Lean vs fatty cuts of meat
With the importance of balancing out Omega-3’s and 6’s it’s ideal to consume fatty cuts of meat only from good quality sources (farmers using organic and grass-fed/finished methods) but when you can’t access grass-fed beef then that’s when you should opt for the leaner cuts and try to add good quality grass-fed FAT to your meal to make up the fat content.
Keep some grass-fed tallow or suet handy to cook in and top your cooked meats with. We always have minced raw organic suet in the freezer and a jar of rendered grass-fed tallow beside the stove.
The other element to consider when choosing which cuts of meat to buy is the gelatin-factor. This could easily be a post on it’s own as there’s quite a lot of detail with this but basically, we need gelatin with our meat when we consume it and we need to include offal because over a long time if we’re only consuming muscle meat (lean or fatty) such as chicken breasts, thighs off the bone, rump, backstrap etc we can easily get high homasistine levels in the blood which contributes to making us more susceptible to the big diseases such as Diabetes, Heart Disease etc.
This is due to the lack of glycine – a crucial amino acid needed when consuming protein.
It’s found in the collagen and cartilage which is not available with muscle meat alone. The liver produces a small amount but not enough to sustain us, we need it mostly from our food.
An easy way to add it in is to use pure collagen and gelatin powders from grass-fed beef. Collagen powders dissolve without needing to be mixed with hot liquids, you can place a spoonful in cold water and it’ll dissolve perfectly. Gelatin that gels is for making other foods such as fruit gummies or even egg-noodles.
Bone broth contains all the nutrients required to break down meat properly to it’s a good idea to drink some with a muscle meat meal. It contains collagen, gelatin and a stack of essential vitamins and minerals that all work together.
Make your own (ideal) or buy organic bone broth from health food stores, online, local markets etc.

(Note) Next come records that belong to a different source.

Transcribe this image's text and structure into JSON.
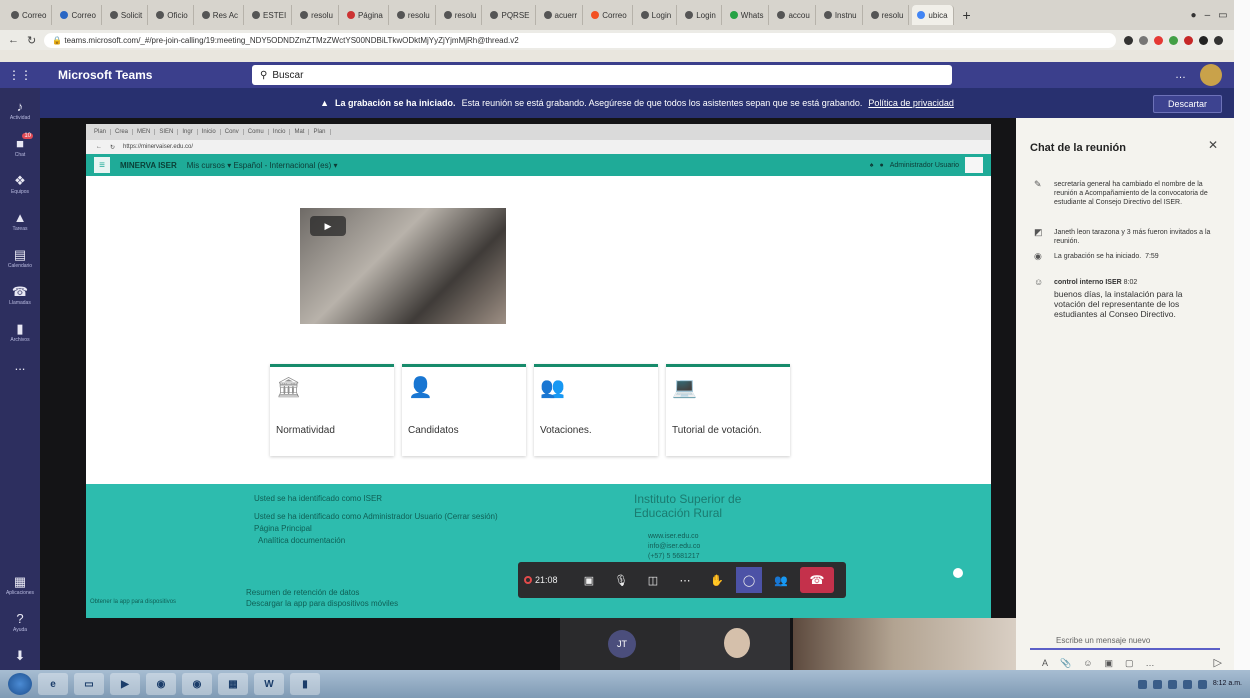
{
  "browser": {
    "tabs": [
      "Correo",
      "Correo",
      "Solicit",
      "Oficio",
      "Res Ac",
      "ESTEI",
      "resolu",
      "Página",
      "resolu",
      "resolu",
      "PQRSE",
      "acuerr",
      "Correo",
      "Login",
      "Login",
      "Whats",
      "accou",
      "Instnu",
      "resolu",
      "ubica"
    ],
    "url": "teams.microsoft.com/_#/pre-join-calling/19:meeting_NDY5ODNDZmZTMzZWctYS00NDBiLTkwODktMjYyZjYjmMjRh@thread.v2",
    "window_controls": "",
    "new_tab": "+"
  },
  "teams": {
    "brand": "Microsoft Teams",
    "search": "Buscar",
    "rail": [
      {
        "label": "Actividad",
        "icon": "bell-icon",
        "glyph": "♪"
      },
      {
        "label": "Chat",
        "icon": "chat-icon",
        "glyph": "■",
        "badge": "10"
      },
      {
        "label": "Equipos",
        "icon": "teams-icon",
        "glyph": "❖"
      },
      {
        "label": "Tareas",
        "icon": "assignments-icon",
        "glyph": "▲"
      },
      {
        "label": "Calendario",
        "icon": "calendar-icon",
        "glyph": "▤"
      },
      {
        "label": "Llamadas",
        "icon": "phone-icon",
        "glyph": "☎"
      },
      {
        "label": "Archivos",
        "icon": "files-icon",
        "glyph": "▮"
      },
      {
        "label": "...",
        "icon": "more-icon",
        "glyph": "…"
      }
    ],
    "rail_bottom": [
      {
        "label": "Aplicaciones",
        "icon": "apps-icon",
        "glyph": "▦"
      },
      {
        "label": "Ayuda",
        "icon": "help-icon",
        "glyph": "?"
      },
      {
        "label": "",
        "icon": "download-icon",
        "glyph": "⬇"
      }
    ]
  },
  "banner": {
    "bold": "La grabación se ha iniciado.",
    "text": "Esta reunión se está grabando. Asegúrese de que todos los asistentes sepan que se está grabando.",
    "link": "Política de privacidad",
    "dismiss": "Descartar"
  },
  "shared_site": {
    "inner_tabs": [
      "Plan",
      "Crea",
      "MEN",
      "SIEN",
      "Ingr",
      "Inicio",
      "Conv",
      "Comu",
      "Incio",
      "Mat",
      "Plan"
    ],
    "inner_url": "https://minervaiser.edu.co/",
    "brand": "MINERVA ISER",
    "menu": "Mis cursos ▾   Español - Internacional (es) ▾",
    "user": "Administrador Usuario",
    "cards": [
      {
        "title": "Normatividad",
        "icon": "institution-icon",
        "glyph": "🏛"
      },
      {
        "title": "Candidatos",
        "icon": "user-icon",
        "glyph": "👤"
      },
      {
        "title": "Votaciones.",
        "icon": "group-icon",
        "glyph": "👥"
      },
      {
        "title": "Tutorial de votación.",
        "icon": "tutorial-icon",
        "glyph": "💻"
      }
    ],
    "footer": {
      "line1": "Usted se ha identificado como ISER",
      "line2": "Usted se ha identificado como Administrador Usuario (Cerrar sesión)",
      "line3": "Página Principal",
      "line4": "Analítica documentación",
      "line5": "Resumen de retención de datos",
      "line6": "Descargar la app para dispositivos móviles",
      "line7": "Obtener la app para dispositivos",
      "institution": "Instituto Superior de Educación Rural",
      "contact": [
        "www.iser.edu.co",
        "info@iser.edu.co",
        "(+57) 5 5681217"
      ]
    }
  },
  "call": {
    "timer": "21:08",
    "participant_initials": "JT"
  },
  "chat": {
    "title": "Chat de la reunión",
    "messages": [
      {
        "icon": "pencil-icon",
        "glyph": "✎",
        "text": "secretaría general ha cambiado el nombre de la reunión a Acompañamiento de la convocatoria de estudiante al Consejo Directivo del ISER."
      },
      {
        "icon": "people-added-icon",
        "glyph": "◩",
        "text": "Janeth leon tarazona y 3 más fueron invitados a la reunión."
      },
      {
        "icon": "recording-icon",
        "glyph": "◉",
        "text": "La grabación se ha iniciado.",
        "time": "7:59"
      },
      {
        "icon": "avatar-icon",
        "glyph": "☺",
        "sender": "control interno ISER",
        "time": "8:02",
        "text": "buenos días, la instalación para la votación del representante de los estudiantes al Conseo Directivo."
      }
    ],
    "compose_placeholder": "Escribe un mensaje nuevo"
  },
  "taskbar": {
    "apps": [
      "",
      "",
      "",
      "",
      "",
      "",
      "W",
      ""
    ],
    "clock": "8:12 a.m."
  }
}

So the bottom line here is we can become pretty darn healthy from eating good quality meat, fat, and collagen daily. But not on their own – they work best in the body when consumed all together.

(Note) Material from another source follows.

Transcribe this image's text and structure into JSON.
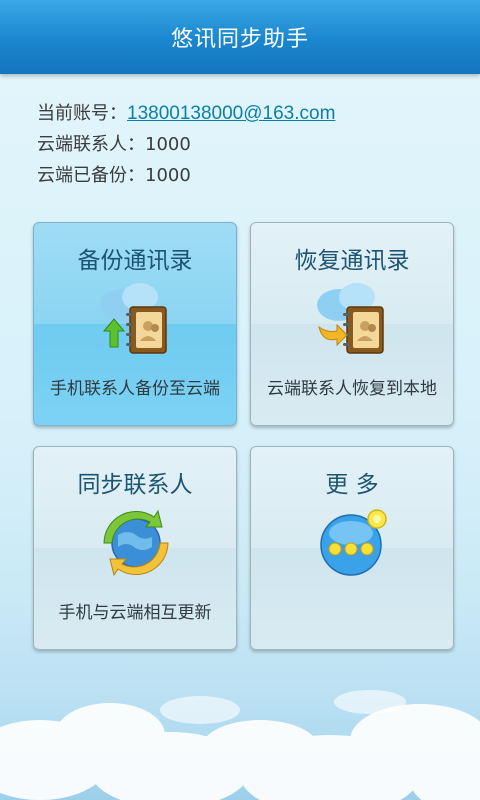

The next post will include:
- Animal vs plant protein/fat
- How to source good quality animal fats
- Environmental benefits of using animal fats
Until then, please let us know if you have any questions or comments, we’d love to hear from you!

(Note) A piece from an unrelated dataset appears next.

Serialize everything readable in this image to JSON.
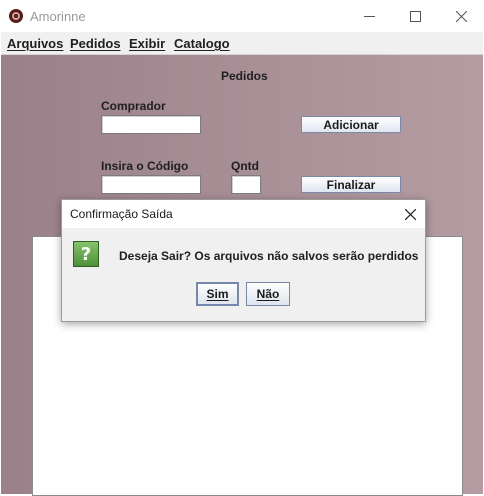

Clint + Aimee
Natural Fitness + Lifestyle Coaches
This disclaimer governs your use of Under the Primal Influence Blog. By using this website, you accept this disclaimer in full. If you disagree with any part of this disclaimer, do not use Under the Primal Influence Blog or any affiliated websites, properties, or companies. We reserve the right to modify these terms at any time. You should therefore check back periodically for changes. By using this website after we post any changes, you agree to accept those changes, whether or not you have reviewed them.
All information and resources found on Under the Primal Influence Blog are based on the opinions of the author unless otherwise noted. All information is intended to motivate readers to make their own nutrition and health decisions after consulting with their health care provider. I am not a doctor, lawyer, psychiatrist, therapist, or your mother, and I don’t play one on the internet.
The author of this site encourages you to consult a doctor before making any health changes, especially any changes related to a specific diagnosis or condition. No information on this site should be relied upon to determine diet, make a medical diagnosis, or determine treatment for a medical condition. The information on this website is not intended to replace a one-on-one relationship with a qualified health care professional and is not intended as medical advice.
NO information on this site should be used to diagnose, treat, prevent or cure any disease or condition.
None of the posts and articles on Under the Primal Influence Blog may be re-printed without express written permission of the author. Primal Influence will respond to written requests to re-print parts of posts and excerpts/quotes (10% or less) may be reprinted with attribution as long as all links are left intact.